AUSTIN, Texas — Gov. Greg Abbott declined at a news conference Sunday to follow the lead of other states with a statewide “shelter in place” order even as the number of cases in Texas swelled by at least 30 in a day. The death toll went from five to six.
Abbott said the increase in Texans with the disease comes as testing is ramping up, and that both the number of people sick and the number tested continue to rise. He urged the federal government to do more to help states acquire supplies needed for testing and protective equipment, such as face masks, for health care workers.
Abbott indicated he was not prepared to issue a shelter-in-place order, as governors in some large states have. He noted that more than 200 Texas counties currently have no virus cases and said leaders in harder-hit parts of the state could take this action at the local level.

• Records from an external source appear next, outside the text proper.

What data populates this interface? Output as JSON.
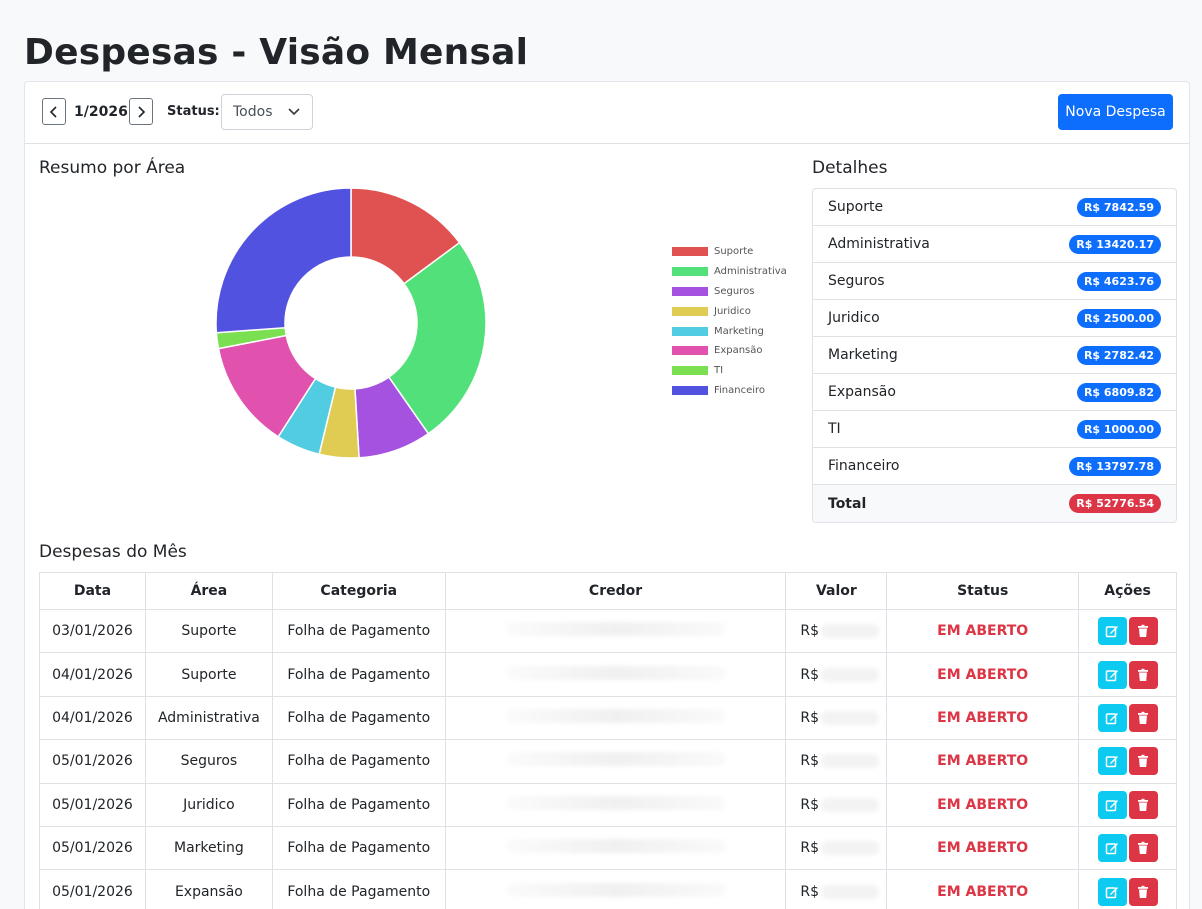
{
  "page": {
    "title": "Despesas - Visão Mensal"
  },
  "toolbar": {
    "month": "1/2026",
    "status_label": "Status:",
    "status_value": "Todos",
    "new_button": "Nova Despesa"
  },
  "summary": {
    "title": "Resumo por Área"
  },
  "details": {
    "title": "Detalhes",
    "rows": [
      {
        "label": "Suporte",
        "value": "R$ 7842.59"
      },
      {
        "label": "Administrativa",
        "value": "R$ 13420.17"
      },
      {
        "label": "Seguros",
        "value": "R$ 4623.76"
      },
      {
        "label": "Juridico",
        "value": "R$ 2500.00"
      },
      {
        "label": "Marketing",
        "value": "R$ 2782.42"
      },
      {
        "label": "Expansão",
        "value": "R$ 6809.82"
      },
      {
        "label": "TI",
        "value": "R$ 1000.00"
      },
      {
        "label": "Financeiro",
        "value": "R$ 13797.78"
      }
    ],
    "total_label": "Total",
    "total_value": "R$ 52776.54"
  },
  "chart_data": {
    "type": "pie",
    "donut": true,
    "categories": [
      "Suporte",
      "Administrativa",
      "Seguros",
      "Juridico",
      "Marketing",
      "Expansão",
      "TI",
      "Financeiro"
    ],
    "values": [
      7842.59,
      13420.17,
      4623.76,
      2500.0,
      2782.42,
      6809.82,
      1000.0,
      13797.78
    ],
    "colors": [
      "#e05252",
      "#52e07a",
      "#a652e0",
      "#e0cc52",
      "#52cce0",
      "#e052ad",
      "#7ae052",
      "#5252e0"
    ],
    "legend_position": "right"
  },
  "expenses": {
    "title": "Despesas do Mês",
    "headers": [
      "Data",
      "Área",
      "Categoria",
      "Credor",
      "Valor",
      "Status",
      "Ações"
    ],
    "currency": "R$",
    "rows": [
      {
        "data": "03/01/2026",
        "area": "Suporte",
        "categoria": "Folha de Pagamento",
        "status": "EM ABERTO"
      },
      {
        "data": "04/01/2026",
        "area": "Suporte",
        "categoria": "Folha de Pagamento",
        "status": "EM ABERTO"
      },
      {
        "data": "04/01/2026",
        "area": "Administrativa",
        "categoria": "Folha de Pagamento",
        "status": "EM ABERTO"
      },
      {
        "data": "05/01/2026",
        "area": "Seguros",
        "categoria": "Folha de Pagamento",
        "status": "EM ABERTO"
      },
      {
        "data": "05/01/2026",
        "area": "Juridico",
        "categoria": "Folha de Pagamento",
        "status": "EM ABERTO"
      },
      {
        "data": "05/01/2026",
        "area": "Marketing",
        "categoria": "Folha de Pagamento",
        "status": "EM ABERTO"
      },
      {
        "data": "05/01/2026",
        "area": "Expansão",
        "categoria": "Folha de Pagamento",
        "status": "EM ABERTO"
      }
    ]
  },
  "icons": {
    "prev": "chevron-left-icon",
    "next": "chevron-right-icon",
    "select": "chevron-down-icon",
    "edit": "edit-icon",
    "delete": "trash-icon"
  }
}
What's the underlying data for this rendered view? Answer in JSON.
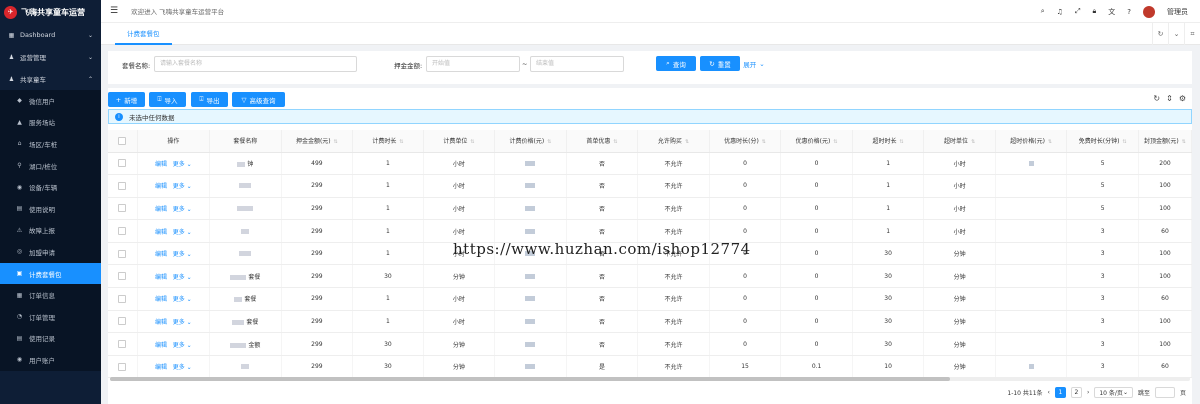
{
  "sidebar": {
    "brand": "飞嗨共享童车运营",
    "items": [
      {
        "label": "Dashboard",
        "type": "top",
        "arrow": "⌄",
        "icon": "grid-icon"
      },
      {
        "label": "运营管理",
        "type": "top",
        "arrow": "⌄",
        "icon": "person-icon"
      },
      {
        "label": "共享童车",
        "type": "top",
        "arrow": "⌃",
        "icon": "person-icon"
      },
      {
        "label": "微信用户",
        "type": "sub",
        "icon": "tag-icon"
      },
      {
        "label": "服务场站",
        "type": "sub",
        "icon": "building-icon"
      },
      {
        "label": "场区/车桩",
        "type": "sub",
        "icon": "bank-icon"
      },
      {
        "label": "湖口/桩位",
        "type": "sub",
        "icon": "link-icon"
      },
      {
        "label": "设备/车辆",
        "type": "sub",
        "icon": "car-icon"
      },
      {
        "label": "使用说明",
        "type": "sub",
        "icon": "doc-icon"
      },
      {
        "label": "故障上报",
        "type": "sub",
        "icon": "warning-icon"
      },
      {
        "label": "加盟申请",
        "type": "sub",
        "icon": "coin-icon"
      },
      {
        "label": "计费套餐包",
        "type": "sub",
        "icon": "package-icon",
        "active": true
      },
      {
        "label": "订单信息",
        "type": "sub",
        "icon": "order-icon"
      },
      {
        "label": "订单管理",
        "type": "sub",
        "icon": "order-manage-icon"
      },
      {
        "label": "使用记录",
        "type": "sub",
        "icon": "record-icon"
      },
      {
        "label": "用户账户",
        "type": "sub",
        "icon": "account-icon"
      }
    ]
  },
  "header": {
    "welcome": "欢迎进入 飞嗨共享童车运营平台",
    "user": "管理员"
  },
  "tabs": [
    {
      "label": "计费套餐包"
    }
  ],
  "search": {
    "name_label": "套餐名称:",
    "name_placeholder": "请输入套餐名称",
    "deposit_label": "押金金额:",
    "start_placeholder": "开始值",
    "range_sep": "~",
    "end_placeholder": "结束值",
    "query": "查询",
    "reset": "重置",
    "expand": "展开"
  },
  "toolbar": {
    "add": "新增",
    "import": "导入",
    "export": "导出",
    "advanced": "高级查询"
  },
  "alert": "未选中任何数据",
  "columns": [
    "操作",
    "套餐名称",
    "押金金额(元)",
    "计费时长",
    "计费单位",
    "计费价格(元)",
    "首单优惠",
    "允许购买",
    "优惠时长(分)",
    "优惠价格(元)",
    "超时时长",
    "超时单位",
    "超时价格(元)",
    "免费时长(分钟)",
    "封顶金额(元)"
  ],
  "row_actions": {
    "edit": "编辑",
    "more": "更多"
  },
  "rows": [
    {
      "name_visible": "钟",
      "deposit": "499",
      "duration": "1",
      "unit": "小时",
      "first": "否",
      "allow": "不允许",
      "disc_dur": "0",
      "disc_price": "0",
      "over_dur": "1",
      "over_unit": "小时",
      "free": "5",
      "cap": "200"
    },
    {
      "name_visible": "",
      "deposit": "299",
      "duration": "1",
      "unit": "小时",
      "first": "否",
      "allow": "不允许",
      "disc_dur": "0",
      "disc_price": "0",
      "over_dur": "1",
      "over_unit": "小时",
      "free": "5",
      "cap": "100"
    },
    {
      "name_visible": "",
      "deposit": "299",
      "duration": "1",
      "unit": "小时",
      "first": "否",
      "allow": "不允许",
      "disc_dur": "0",
      "disc_price": "0",
      "over_dur": "1",
      "over_unit": "小时",
      "free": "5",
      "cap": "100"
    },
    {
      "name_visible": "",
      "deposit": "299",
      "duration": "1",
      "unit": "小时",
      "first": "否",
      "allow": "不允许",
      "disc_dur": "0",
      "disc_price": "0",
      "over_dur": "1",
      "over_unit": "小时",
      "free": "3",
      "cap": "60"
    },
    {
      "name_visible": "",
      "deposit": "299",
      "duration": "1",
      "unit": "小时",
      "first": "否",
      "allow": "不允许",
      "disc_dur": "0",
      "disc_price": "0",
      "over_dur": "30",
      "over_unit": "分钟",
      "free": "3",
      "cap": "100"
    },
    {
      "name_visible": "套餐",
      "deposit": "299",
      "duration": "30",
      "unit": "分钟",
      "first": "否",
      "allow": "不允许",
      "disc_dur": "0",
      "disc_price": "0",
      "over_dur": "30",
      "over_unit": "分钟",
      "free": "3",
      "cap": "100"
    },
    {
      "name_visible": "套餐",
      "deposit": "299",
      "duration": "1",
      "unit": "小时",
      "first": "否",
      "allow": "不允许",
      "disc_dur": "0",
      "disc_price": "0",
      "over_dur": "30",
      "over_unit": "分钟",
      "free": "3",
      "cap": "60"
    },
    {
      "name_visible": "套餐",
      "deposit": "299",
      "duration": "1",
      "unit": "小时",
      "first": "否",
      "allow": "不允许",
      "disc_dur": "0",
      "disc_price": "0",
      "over_dur": "30",
      "over_unit": "分钟",
      "free": "3",
      "cap": "100"
    },
    {
      "name_visible": "金额",
      "deposit": "299",
      "duration": "30",
      "unit": "分钟",
      "first": "否",
      "allow": "不允许",
      "disc_dur": "0",
      "disc_price": "0",
      "over_dur": "30",
      "over_unit": "分钟",
      "free": "3",
      "cap": "100"
    },
    {
      "name_visible": "",
      "deposit": "299",
      "duration": "30",
      "unit": "分钟",
      "first": "是",
      "allow": "不允许",
      "disc_dur": "15",
      "disc_price": "0.1",
      "over_dur": "10",
      "over_unit": "分钟",
      "free": "3",
      "cap": "60"
    }
  ],
  "pager": {
    "summary": "1-10 共11条",
    "pages": [
      "1",
      "2"
    ],
    "prev": "‹",
    "next": "›",
    "size": "10 条/页",
    "goto": "跳至",
    "page_unit": "页"
  },
  "watermark": "https://www.huzhan.com/ishop12774",
  "colors": {
    "sidebar": "#0e1e36",
    "accent": "#1890ff"
  }
}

But Abbott warned Texans that a shelter-in-place order could be coming if they don’t heed his previous orders in recent days that limited social gatherings to under 10 people, closed schools, bars and gyms and banned dine-in eating at restaurants.
“Stricter standards will be taken,” if necessary, Abbott said. “If you don’t have an essential reason for leaving your home, you should not be leaving your home.”
The Texas Department of State Health Services indicated that 334 people statewide had tested positive for the virus as of Sunday, which was up from 304 on Saturday. The governor acknowleged however that tracking data from Johns Hopkins put the number even high at 616 cases.
Dallas County has the greatest number of cases in Texas, with 30, according to the health department. It is followed by Harris County, with 27, and Bexar County, with 24. There are nine total cases in El Paso County, three of those are at Fort Bliss - which reported two new cases late Saturday night.
The latest Texas death was a man in his 80s in Dallas County. He had been critically ill in an area hospital, but more details were not released. It was the second death to occur in Dallas County from the virus.
The vast majority of people who contract the virus recover within weeks. It causes only mild or moderate symptoms for most people, but it can lead to more severe illness, including pneumonia, especially in older adults and people with preexisting health problems.